**WHAT THE TASK ASKS:** The expected output is each line in the data below that includes the string "value".

============

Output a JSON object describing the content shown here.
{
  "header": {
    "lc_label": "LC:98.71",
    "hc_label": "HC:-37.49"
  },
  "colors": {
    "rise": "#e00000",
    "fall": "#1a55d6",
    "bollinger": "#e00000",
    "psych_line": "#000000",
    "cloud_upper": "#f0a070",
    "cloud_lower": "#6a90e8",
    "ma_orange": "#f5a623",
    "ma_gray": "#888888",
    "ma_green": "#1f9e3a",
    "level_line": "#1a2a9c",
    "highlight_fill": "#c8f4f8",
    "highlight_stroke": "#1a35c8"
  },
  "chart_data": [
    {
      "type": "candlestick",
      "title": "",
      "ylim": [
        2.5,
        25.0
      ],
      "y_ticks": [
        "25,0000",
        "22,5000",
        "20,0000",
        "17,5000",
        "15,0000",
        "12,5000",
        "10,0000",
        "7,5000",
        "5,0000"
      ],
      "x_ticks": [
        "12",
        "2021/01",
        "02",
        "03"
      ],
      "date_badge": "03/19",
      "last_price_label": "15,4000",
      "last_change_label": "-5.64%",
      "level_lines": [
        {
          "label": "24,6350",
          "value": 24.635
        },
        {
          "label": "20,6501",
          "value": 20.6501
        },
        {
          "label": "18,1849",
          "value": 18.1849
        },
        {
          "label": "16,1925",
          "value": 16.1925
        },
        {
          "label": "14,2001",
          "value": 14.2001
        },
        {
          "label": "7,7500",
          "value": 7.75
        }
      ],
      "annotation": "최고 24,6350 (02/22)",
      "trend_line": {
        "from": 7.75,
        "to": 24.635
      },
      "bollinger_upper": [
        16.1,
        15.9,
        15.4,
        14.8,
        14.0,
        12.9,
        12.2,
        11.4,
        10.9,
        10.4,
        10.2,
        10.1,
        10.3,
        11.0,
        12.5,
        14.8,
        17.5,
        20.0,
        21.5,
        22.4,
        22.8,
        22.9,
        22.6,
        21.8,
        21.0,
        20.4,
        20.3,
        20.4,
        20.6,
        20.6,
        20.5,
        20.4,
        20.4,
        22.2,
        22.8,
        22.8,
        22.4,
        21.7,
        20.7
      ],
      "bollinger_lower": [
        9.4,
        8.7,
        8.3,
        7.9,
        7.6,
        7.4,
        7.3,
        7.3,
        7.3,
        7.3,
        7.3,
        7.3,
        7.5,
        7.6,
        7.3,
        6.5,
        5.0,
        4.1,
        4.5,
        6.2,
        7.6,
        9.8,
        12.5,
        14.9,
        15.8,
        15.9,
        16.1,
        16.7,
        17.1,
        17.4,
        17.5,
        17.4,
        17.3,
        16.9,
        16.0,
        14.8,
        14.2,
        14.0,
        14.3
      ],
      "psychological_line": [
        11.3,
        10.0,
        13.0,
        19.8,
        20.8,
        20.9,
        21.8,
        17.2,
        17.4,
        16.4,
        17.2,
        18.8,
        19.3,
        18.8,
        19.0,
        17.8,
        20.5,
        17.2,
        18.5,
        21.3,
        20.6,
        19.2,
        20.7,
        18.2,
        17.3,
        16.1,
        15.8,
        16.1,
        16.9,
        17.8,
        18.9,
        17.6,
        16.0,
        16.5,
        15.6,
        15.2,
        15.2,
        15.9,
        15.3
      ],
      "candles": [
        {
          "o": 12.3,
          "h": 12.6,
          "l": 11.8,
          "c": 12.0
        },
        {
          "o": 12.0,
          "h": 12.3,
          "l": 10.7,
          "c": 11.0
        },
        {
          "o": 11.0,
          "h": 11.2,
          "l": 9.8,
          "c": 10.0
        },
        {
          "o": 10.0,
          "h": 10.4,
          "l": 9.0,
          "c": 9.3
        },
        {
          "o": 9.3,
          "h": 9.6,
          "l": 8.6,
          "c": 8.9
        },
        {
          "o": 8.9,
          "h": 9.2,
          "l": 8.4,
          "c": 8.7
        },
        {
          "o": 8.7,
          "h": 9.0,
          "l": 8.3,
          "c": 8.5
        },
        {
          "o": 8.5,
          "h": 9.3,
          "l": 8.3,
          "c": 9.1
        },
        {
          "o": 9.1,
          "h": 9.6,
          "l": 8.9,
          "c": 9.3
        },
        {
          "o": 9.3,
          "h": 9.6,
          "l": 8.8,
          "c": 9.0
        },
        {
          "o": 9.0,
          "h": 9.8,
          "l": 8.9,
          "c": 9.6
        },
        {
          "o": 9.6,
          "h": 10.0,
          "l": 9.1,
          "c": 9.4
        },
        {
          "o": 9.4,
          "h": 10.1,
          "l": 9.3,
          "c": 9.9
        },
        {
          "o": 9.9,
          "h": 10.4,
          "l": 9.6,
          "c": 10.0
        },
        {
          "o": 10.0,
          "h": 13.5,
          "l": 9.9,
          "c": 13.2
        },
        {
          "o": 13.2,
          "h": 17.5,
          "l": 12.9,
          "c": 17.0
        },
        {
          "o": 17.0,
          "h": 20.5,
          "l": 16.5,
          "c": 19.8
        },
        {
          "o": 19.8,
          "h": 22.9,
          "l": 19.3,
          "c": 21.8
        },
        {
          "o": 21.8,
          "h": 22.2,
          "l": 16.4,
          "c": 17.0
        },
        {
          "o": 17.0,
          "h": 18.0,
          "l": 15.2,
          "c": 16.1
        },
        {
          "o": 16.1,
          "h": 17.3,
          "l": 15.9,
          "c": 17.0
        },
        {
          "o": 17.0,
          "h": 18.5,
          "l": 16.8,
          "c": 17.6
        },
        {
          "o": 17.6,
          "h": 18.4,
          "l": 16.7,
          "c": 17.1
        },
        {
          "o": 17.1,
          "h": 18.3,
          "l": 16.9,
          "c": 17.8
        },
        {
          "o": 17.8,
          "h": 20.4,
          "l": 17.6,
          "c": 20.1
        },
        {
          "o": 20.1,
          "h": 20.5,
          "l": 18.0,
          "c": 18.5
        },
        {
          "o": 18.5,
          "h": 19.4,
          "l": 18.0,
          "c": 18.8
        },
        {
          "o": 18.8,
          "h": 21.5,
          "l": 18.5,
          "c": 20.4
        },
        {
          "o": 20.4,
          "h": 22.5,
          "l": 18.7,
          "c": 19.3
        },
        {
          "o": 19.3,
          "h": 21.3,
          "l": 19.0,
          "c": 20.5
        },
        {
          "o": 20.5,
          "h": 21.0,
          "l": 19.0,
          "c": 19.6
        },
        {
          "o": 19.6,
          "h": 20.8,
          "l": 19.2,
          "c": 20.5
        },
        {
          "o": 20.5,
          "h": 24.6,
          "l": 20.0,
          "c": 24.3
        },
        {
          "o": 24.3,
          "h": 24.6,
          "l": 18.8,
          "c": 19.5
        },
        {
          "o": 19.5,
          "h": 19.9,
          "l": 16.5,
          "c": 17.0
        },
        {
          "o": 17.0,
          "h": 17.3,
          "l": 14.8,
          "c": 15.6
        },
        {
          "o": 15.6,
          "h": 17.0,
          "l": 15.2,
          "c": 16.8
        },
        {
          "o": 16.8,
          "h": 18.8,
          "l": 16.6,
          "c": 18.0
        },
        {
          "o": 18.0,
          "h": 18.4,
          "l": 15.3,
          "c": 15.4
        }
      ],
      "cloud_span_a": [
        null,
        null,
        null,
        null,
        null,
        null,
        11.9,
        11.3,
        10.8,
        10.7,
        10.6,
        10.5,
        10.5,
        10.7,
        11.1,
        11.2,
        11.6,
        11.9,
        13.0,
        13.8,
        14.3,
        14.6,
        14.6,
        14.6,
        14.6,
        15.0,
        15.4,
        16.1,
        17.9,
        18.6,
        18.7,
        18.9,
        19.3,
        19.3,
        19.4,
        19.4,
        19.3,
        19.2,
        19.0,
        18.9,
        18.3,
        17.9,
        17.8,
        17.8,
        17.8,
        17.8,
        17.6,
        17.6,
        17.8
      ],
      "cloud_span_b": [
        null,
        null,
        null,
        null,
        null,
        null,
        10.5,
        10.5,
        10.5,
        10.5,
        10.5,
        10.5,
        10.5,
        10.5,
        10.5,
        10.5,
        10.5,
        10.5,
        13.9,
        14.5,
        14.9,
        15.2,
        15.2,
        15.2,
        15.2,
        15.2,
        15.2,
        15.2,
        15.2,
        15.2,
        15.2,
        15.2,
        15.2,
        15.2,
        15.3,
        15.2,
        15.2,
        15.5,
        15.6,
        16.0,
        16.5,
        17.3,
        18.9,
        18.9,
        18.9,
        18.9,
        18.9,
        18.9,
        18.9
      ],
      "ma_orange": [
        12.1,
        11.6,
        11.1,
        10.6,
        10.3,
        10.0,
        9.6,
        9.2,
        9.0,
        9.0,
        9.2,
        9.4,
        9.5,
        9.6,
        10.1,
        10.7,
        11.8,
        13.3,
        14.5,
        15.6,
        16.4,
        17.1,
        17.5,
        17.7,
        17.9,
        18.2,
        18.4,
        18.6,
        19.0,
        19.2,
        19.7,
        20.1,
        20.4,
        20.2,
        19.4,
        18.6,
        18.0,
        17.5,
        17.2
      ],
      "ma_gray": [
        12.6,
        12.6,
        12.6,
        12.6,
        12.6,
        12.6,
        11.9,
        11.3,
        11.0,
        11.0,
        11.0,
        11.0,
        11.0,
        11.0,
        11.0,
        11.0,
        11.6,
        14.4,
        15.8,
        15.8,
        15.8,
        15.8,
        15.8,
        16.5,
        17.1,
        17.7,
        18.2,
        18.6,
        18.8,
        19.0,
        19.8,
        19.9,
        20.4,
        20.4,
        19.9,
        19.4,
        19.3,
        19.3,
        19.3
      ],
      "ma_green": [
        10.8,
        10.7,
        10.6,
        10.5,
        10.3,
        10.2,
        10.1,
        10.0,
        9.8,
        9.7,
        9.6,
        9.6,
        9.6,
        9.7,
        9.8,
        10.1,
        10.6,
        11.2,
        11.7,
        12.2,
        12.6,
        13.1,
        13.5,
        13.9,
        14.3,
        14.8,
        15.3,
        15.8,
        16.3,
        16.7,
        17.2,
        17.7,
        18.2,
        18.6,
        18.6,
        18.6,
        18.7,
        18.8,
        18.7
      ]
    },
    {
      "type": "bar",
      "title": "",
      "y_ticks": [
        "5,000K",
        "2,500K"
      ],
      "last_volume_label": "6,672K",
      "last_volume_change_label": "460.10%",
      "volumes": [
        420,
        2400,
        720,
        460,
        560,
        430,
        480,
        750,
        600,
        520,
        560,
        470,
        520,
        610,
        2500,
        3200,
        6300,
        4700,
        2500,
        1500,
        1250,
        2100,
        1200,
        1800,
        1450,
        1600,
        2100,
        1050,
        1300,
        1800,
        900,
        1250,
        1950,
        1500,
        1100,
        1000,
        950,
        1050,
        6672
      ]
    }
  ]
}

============

**WRITTEN REPLY:**
          "value": 24.635
          "value": 20.6501
          "value": 18.1849
          "value": 16.1925
          "value": 14.2001
          "value": 7.75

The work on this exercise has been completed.